On the other hand, CSS2 can hardly be ignored. So in the end, I settled on writing a chapter that talks about CSS2 in brief, abstract detail—in other words, this chapter. The next edition of this book will almost certainly be driven by the need to add detailed information concerning CSS2, and will very likely be undertaken once the dust settles and browsers start to correctly implement major portions of CSS2.
Also realize that, of the figures shown in this chapter, the vast majority are—well—faked. There was no other way to produce most of these examples. The point of telling you this is to spare you the frustration of trying to figure out how they were produced. So, with that in mind, here’s a brief taste of what CSS2 can offer.

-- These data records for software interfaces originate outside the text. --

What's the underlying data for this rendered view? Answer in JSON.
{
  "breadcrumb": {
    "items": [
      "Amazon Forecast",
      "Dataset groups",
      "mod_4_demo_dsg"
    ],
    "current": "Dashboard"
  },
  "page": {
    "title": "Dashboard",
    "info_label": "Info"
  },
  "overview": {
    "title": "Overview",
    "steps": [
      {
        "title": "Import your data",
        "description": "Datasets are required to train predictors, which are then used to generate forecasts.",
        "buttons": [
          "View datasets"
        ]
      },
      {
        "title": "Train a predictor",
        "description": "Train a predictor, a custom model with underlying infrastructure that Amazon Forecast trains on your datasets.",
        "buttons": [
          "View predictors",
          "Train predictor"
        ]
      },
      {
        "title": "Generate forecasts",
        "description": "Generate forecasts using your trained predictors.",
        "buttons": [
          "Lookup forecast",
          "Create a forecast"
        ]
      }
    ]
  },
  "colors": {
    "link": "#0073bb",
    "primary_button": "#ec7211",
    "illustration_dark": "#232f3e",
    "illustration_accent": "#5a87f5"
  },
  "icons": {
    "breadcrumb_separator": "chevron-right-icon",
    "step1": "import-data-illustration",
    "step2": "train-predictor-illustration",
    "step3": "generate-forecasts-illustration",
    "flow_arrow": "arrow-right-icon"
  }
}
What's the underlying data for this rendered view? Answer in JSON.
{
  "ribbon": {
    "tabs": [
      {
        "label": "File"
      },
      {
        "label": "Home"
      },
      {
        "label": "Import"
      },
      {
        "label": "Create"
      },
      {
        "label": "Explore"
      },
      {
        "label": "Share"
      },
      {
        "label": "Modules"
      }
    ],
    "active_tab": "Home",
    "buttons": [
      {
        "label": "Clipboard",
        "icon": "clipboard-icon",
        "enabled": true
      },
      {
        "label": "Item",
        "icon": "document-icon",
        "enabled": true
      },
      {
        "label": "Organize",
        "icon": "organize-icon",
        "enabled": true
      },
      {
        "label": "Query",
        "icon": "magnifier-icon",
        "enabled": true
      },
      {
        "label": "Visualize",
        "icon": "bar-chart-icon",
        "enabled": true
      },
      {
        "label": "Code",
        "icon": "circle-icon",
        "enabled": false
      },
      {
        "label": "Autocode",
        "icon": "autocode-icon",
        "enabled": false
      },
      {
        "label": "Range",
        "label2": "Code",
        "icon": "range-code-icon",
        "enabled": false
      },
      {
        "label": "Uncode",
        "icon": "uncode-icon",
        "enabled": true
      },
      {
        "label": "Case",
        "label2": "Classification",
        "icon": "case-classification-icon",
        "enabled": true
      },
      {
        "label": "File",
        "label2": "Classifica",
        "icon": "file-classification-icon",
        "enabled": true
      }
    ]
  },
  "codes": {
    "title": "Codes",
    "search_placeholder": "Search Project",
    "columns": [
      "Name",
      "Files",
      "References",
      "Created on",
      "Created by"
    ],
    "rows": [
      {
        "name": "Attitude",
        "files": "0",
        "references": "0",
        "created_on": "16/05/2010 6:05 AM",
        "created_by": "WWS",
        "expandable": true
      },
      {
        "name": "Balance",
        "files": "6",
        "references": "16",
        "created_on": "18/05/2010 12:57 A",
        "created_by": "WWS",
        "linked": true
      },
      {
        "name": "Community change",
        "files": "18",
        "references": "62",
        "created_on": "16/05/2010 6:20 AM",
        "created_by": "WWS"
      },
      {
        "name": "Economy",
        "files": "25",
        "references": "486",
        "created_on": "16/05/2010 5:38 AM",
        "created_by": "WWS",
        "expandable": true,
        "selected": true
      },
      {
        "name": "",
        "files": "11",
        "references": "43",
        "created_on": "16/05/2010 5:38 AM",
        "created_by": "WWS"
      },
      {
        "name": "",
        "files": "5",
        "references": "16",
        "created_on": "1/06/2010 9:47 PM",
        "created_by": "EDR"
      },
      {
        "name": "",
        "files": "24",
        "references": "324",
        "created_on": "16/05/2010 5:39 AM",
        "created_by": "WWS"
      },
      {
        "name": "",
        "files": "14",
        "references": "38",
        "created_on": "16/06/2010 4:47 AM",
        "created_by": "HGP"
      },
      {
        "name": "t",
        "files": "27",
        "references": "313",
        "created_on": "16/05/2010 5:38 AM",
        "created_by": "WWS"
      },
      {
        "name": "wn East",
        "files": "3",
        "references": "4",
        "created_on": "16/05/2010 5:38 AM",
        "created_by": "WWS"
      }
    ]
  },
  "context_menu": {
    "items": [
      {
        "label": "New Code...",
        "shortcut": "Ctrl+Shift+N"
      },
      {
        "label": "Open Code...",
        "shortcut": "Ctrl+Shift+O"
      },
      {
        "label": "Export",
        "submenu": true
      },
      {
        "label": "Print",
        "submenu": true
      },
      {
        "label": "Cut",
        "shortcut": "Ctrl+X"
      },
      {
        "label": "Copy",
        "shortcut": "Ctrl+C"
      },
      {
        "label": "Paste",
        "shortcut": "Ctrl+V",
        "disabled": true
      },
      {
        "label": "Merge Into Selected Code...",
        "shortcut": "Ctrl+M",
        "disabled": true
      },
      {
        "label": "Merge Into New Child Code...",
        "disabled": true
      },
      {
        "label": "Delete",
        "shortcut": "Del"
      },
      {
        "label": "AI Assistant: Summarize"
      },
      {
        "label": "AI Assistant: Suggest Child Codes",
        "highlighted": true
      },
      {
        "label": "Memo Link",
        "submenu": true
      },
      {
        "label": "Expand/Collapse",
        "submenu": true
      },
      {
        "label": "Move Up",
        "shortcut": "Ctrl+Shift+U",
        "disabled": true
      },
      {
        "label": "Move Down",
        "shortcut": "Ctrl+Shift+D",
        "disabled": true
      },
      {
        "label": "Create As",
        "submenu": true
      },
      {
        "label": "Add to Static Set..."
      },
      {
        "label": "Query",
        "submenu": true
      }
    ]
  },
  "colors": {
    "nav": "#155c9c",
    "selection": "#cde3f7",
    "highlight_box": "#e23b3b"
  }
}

Only a few CSS1 properties have gained new values. These were mostly concerned with addressing issues that did not exist, or were not considered, when CSS1 was written. The one standout is a new value called ...